- _YOUR GOAL_
Count the lines of data below that include "month". Provide only the number.

── SUPPLIED MATERIAL ──

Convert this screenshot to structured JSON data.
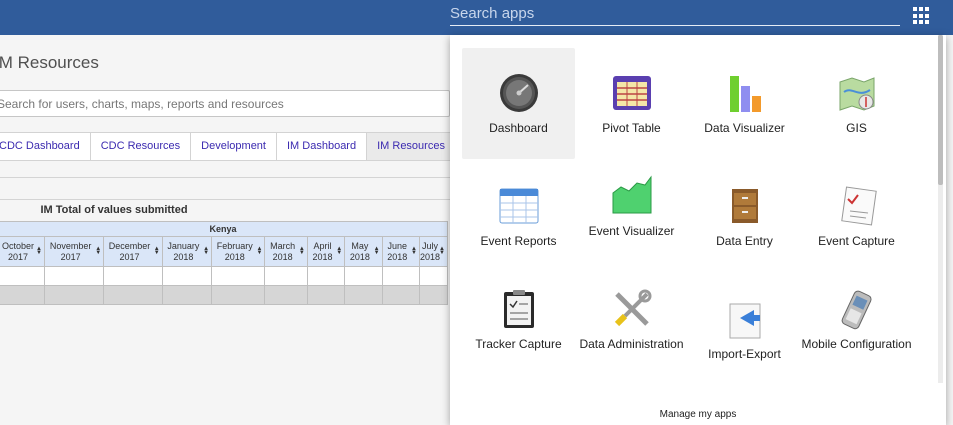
{
  "header": {
    "search_placeholder": "Search apps"
  },
  "dashboard": {
    "title": "IM Resources",
    "filter_placeholder": "Search for users, charts, maps, reports and resources",
    "tabs": [
      "CDC Dashboard",
      "CDC Resources",
      "Development",
      "IM Dashboard",
      "IM Resources"
    ],
    "active_tab": "IM Resources",
    "item_title": "IM Total of values submitted",
    "table": {
      "group_header": "Kenya",
      "columns": [
        {
          "month": "October",
          "year": "2017"
        },
        {
          "month": "November",
          "year": "2017"
        },
        {
          "month": "December",
          "year": "2017"
        },
        {
          "month": "January",
          "year": "2018"
        },
        {
          "month": "February",
          "year": "2018"
        },
        {
          "month": "March",
          "year": "2018"
        },
        {
          "month": "April",
          "year": "2018"
        },
        {
          "month": "May",
          "year": "2018"
        },
        {
          "month": "June",
          "year": "2018"
        },
        {
          "month": "July",
          "year": "2018"
        }
      ]
    }
  },
  "apps_menu": {
    "apps": [
      {
        "label": "Dashboard",
        "icon": "dashboard-icon"
      },
      {
        "label": "Pivot Table",
        "icon": "pivot-table-icon"
      },
      {
        "label": "Data Visualizer",
        "icon": "data-visualizer-icon"
      },
      {
        "label": "GIS",
        "icon": "gis-icon"
      },
      {
        "label": "Event Reports",
        "icon": "event-reports-icon"
      },
      {
        "label": "Event Visualizer",
        "icon": "event-visualizer-icon"
      },
      {
        "label": "Data Entry",
        "icon": "data-entry-icon"
      },
      {
        "label": "Event Capture",
        "icon": "event-capture-icon"
      },
      {
        "label": "Tracker Capture",
        "icon": "tracker-capture-icon"
      },
      {
        "label": "Data Administration",
        "icon": "data-administration-icon"
      },
      {
        "label": "Import-Export",
        "icon": "import-export-icon"
      },
      {
        "label": "Mobile Configuration",
        "icon": "mobile-configuration-icon"
      }
    ],
    "manage_label": "Manage my apps"
  },
  "colors": {
    "header_bg": "#305c9b",
    "tab_text": "#3b2ab0",
    "table_header_bg": "#dae6f8"
  }
}
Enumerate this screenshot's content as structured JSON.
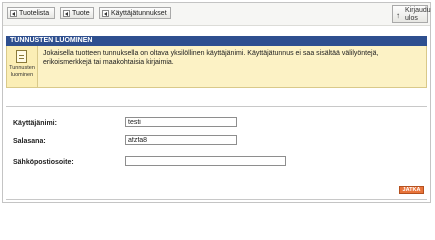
{
  "toolbar": {
    "buttons": [
      {
        "label": "Tuotelista",
        "icon": "back-arrow-icon"
      },
      {
        "label": "Tuote",
        "icon": "back-arrow-icon"
      },
      {
        "label": "Käyttäjätunnukset",
        "icon": "back-arrow-icon"
      }
    ],
    "logout_label": "Kirjaudu ulos",
    "logout_icon": "up-arrow-icon"
  },
  "section": {
    "title": "TUNNUSTEN LUOMINEN",
    "icon_caption": "Tunnusten luominen",
    "description": "Jokaisella tuotteen tunnuksella on oltava yksilöllinen käyttäjänimi. Käyttäjätunnus ei saa sisältää välilyöntejä, erikoismerkkejä tai maakohtaisia kirjaimia."
  },
  "form": {
    "username": {
      "label": "Käyttäjänimi:",
      "value": "testi"
    },
    "password": {
      "label": "Salasana:",
      "value": "afzfa8"
    },
    "email": {
      "label": "Sähköpostiosoite:",
      "value": ""
    },
    "submit_label": "JATKA"
  },
  "colors": {
    "header_bar": "#2e4f8f",
    "info_background": "#fcf2c5",
    "submit_button": "#e8743b"
  }
}
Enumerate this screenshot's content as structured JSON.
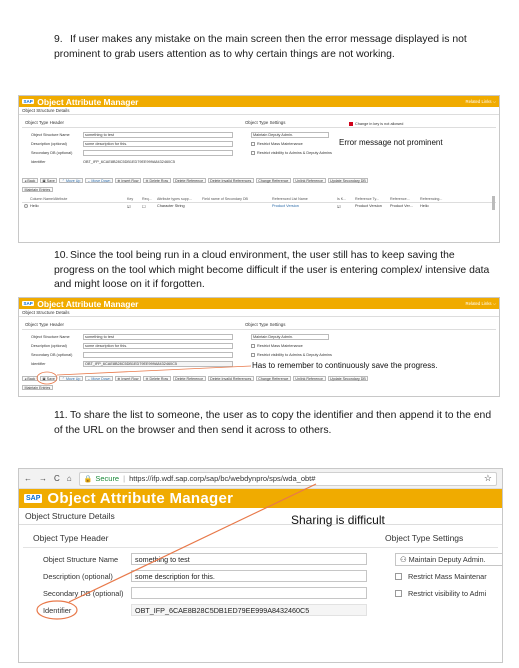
{
  "para9": {
    "num": "9.",
    "text": "If user makes any mistake on the main screen then the error message displayed is not prominent to grab users attention as to why certain things are not working."
  },
  "para10": {
    "num": "10.",
    "text": "Since the tool being run in a cloud environment, the user still has to keep saving the progress on the tool which might become difficult if the user is entering complex/ intensive data and might loose on it if forgotten."
  },
  "para11": {
    "num": "11.",
    "text": "To share the list to someone, the user as to copy the identifier and then append it to the end of the URL on the browser and then send it across to others."
  },
  "app": {
    "sap_logo": "SAP",
    "title": "Object Attribute Manager",
    "related_links": "Related Links ⌵",
    "section": "Object Structure Details",
    "header_title": "Object Type Header",
    "settings_title": "Object Type Settings"
  },
  "form": {
    "structure_name_label": "Object Structure Name",
    "structure_name_value": "something to test",
    "description_label": "Description (optional)",
    "description_value": "some description for this.",
    "secondary_db_label": "Secondary DB (optional)",
    "identifier_label": "Identifier",
    "identifier_value": "OBT_IFP_6CAE8B28C5DB1ED79EE999A8432460C5"
  },
  "settings": {
    "maintain_deputy": "Maintain Deputy Admin.",
    "restrict_mass": "Restrict Mass Maintenance",
    "restrict_visibility": "Restrict visibility to Admins & Deputy Admins",
    "change_notice": "Change in key is not allowed",
    "maintain_deputy_big": "Maintain Deputy Admin.",
    "restrict_mass_big": "Restrict Mass Maintenar",
    "restrict_visibility_big": "Restrict visibility to Admi"
  },
  "toolbar": {
    "back": "Back",
    "save": "Save",
    "move_up": "Move Up",
    "move_down": "Move Down",
    "insert_row": "Insert Row",
    "delete_row": "Delete Row",
    "delete_reference": "Delete Reference",
    "delete_invalid": "Delete Invalid References",
    "change_reference": "Change Reference",
    "unlink_reference": "Unlink Reference",
    "update_secondary": "Update Secondary DB",
    "maintain_entries": "Maintain Entries"
  },
  "table": {
    "headers": [
      "Column Name/Attribute",
      "Key",
      "Req...",
      "Attribute types supp...",
      "Field name of Secondary DB",
      "Referenced List Name",
      "Is K...",
      "Reference Ty...",
      "Reference...",
      "Referencing..."
    ],
    "row": [
      "Hello",
      "☑",
      "☐",
      "Character String",
      "",
      "Product Version",
      "☑",
      "Product Version",
      "Product Ver...",
      "Hello"
    ]
  },
  "annotations": {
    "error_msg": "Error message not prominent",
    "save_reminder": "Has to remember to continuously save the progress.",
    "sharing": "Sharing is difficult"
  },
  "browser": {
    "back": "←",
    "forward": "→",
    "reload": "C",
    "home": "⌂",
    "lock": "🔒",
    "secure": "Secure",
    "url": "https://ifp.wdf.sap.corp/sap/bc/webdynpro/sps/wda_obt#",
    "star": "☆"
  },
  "colors": {
    "brand": "#f0ab00",
    "annotation_line": "#e8794a",
    "error_marker": "#d0021b"
  }
}
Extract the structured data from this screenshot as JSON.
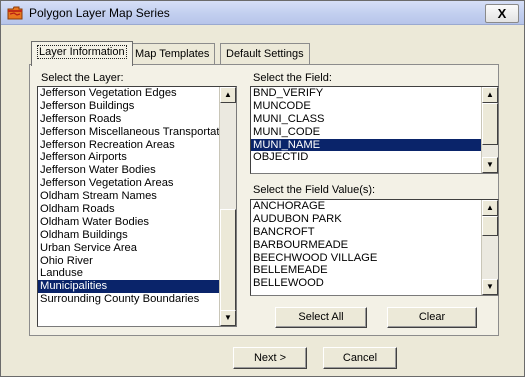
{
  "window": {
    "title": "Polygon Layer Map Series",
    "close_glyph": "X"
  },
  "tabs": [
    {
      "label": "Layer Information",
      "active": true
    },
    {
      "label": "Map Templates",
      "active": false
    },
    {
      "label": "Default Settings",
      "active": false
    }
  ],
  "layer": {
    "label": "Select the Layer:",
    "items": [
      "Jefferson Vegetation Edges",
      "Jefferson Buildings",
      "Jefferson Roads",
      "Jefferson Miscellaneous Transportati",
      "Jefferson Recreation Areas",
      "Jefferson Airports",
      "Jefferson Water Bodies",
      "Jefferson Vegetation Areas",
      "Oldham Stream Names",
      "Oldham Roads",
      "Oldham Water Bodies",
      "Oldham Buildings",
      "Urban Service Area",
      "Ohio River",
      "Landuse",
      "Municipalities",
      "Surrounding County Boundaries"
    ],
    "selected": "Municipalities"
  },
  "field": {
    "label": "Select the Field:",
    "items": [
      "BND_VERIFY",
      "MUNCODE",
      "MUNI_CLASS",
      "MUNI_CODE",
      "MUNI_NAME",
      "OBJECTID"
    ],
    "selected": "MUNI_NAME"
  },
  "field_value": {
    "label": "Select the Field Value(s):",
    "items": [
      "ANCHORAGE",
      "AUDUBON PARK",
      "BANCROFT",
      "BARBOURMEADE",
      "BEECHWOOD VILLAGE",
      "BELLEMEADE",
      "BELLEWOOD"
    ]
  },
  "buttons": {
    "select_all": "Select All",
    "clear": "Clear",
    "next": "Next >",
    "cancel": "Cancel"
  },
  "icons": {
    "app": "folder-map-icon",
    "scroll_up": "scroll-up-arrow-icon",
    "scroll_down": "scroll-down-arrow-icon"
  },
  "colors": {
    "selection": "#0a246a",
    "selection_text": "#ffffff",
    "dialog_bg": "#ece9d8",
    "title_bar": "#c2cfef"
  }
}
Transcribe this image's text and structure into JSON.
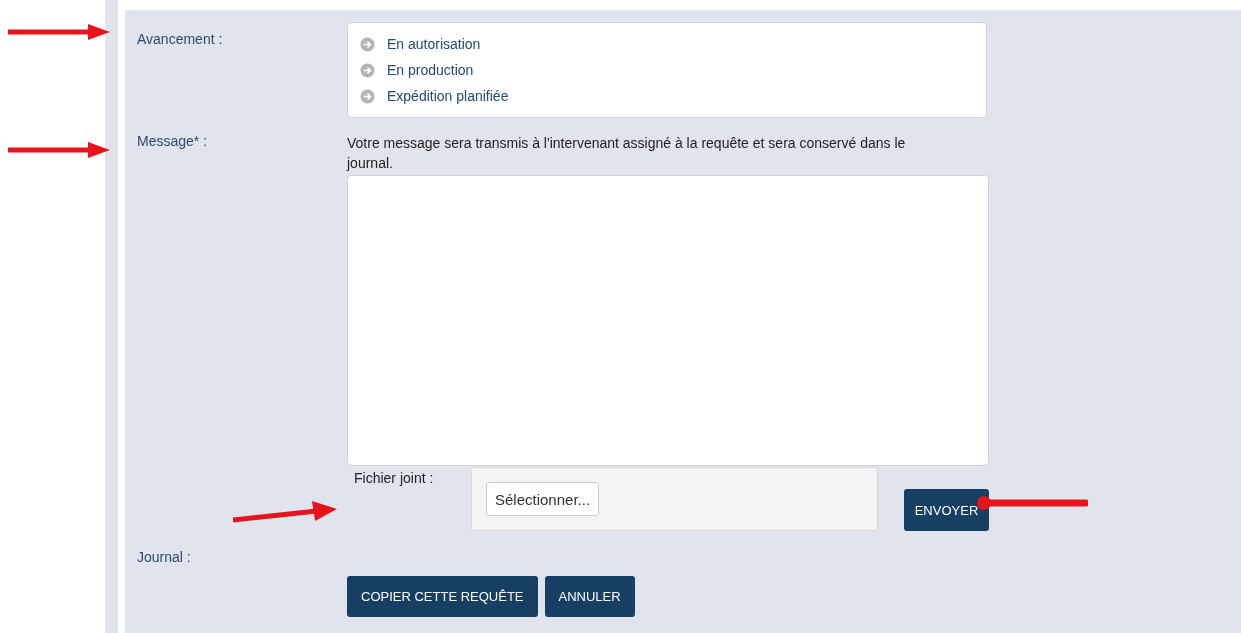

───

- _RESULT OF THE TASK_
10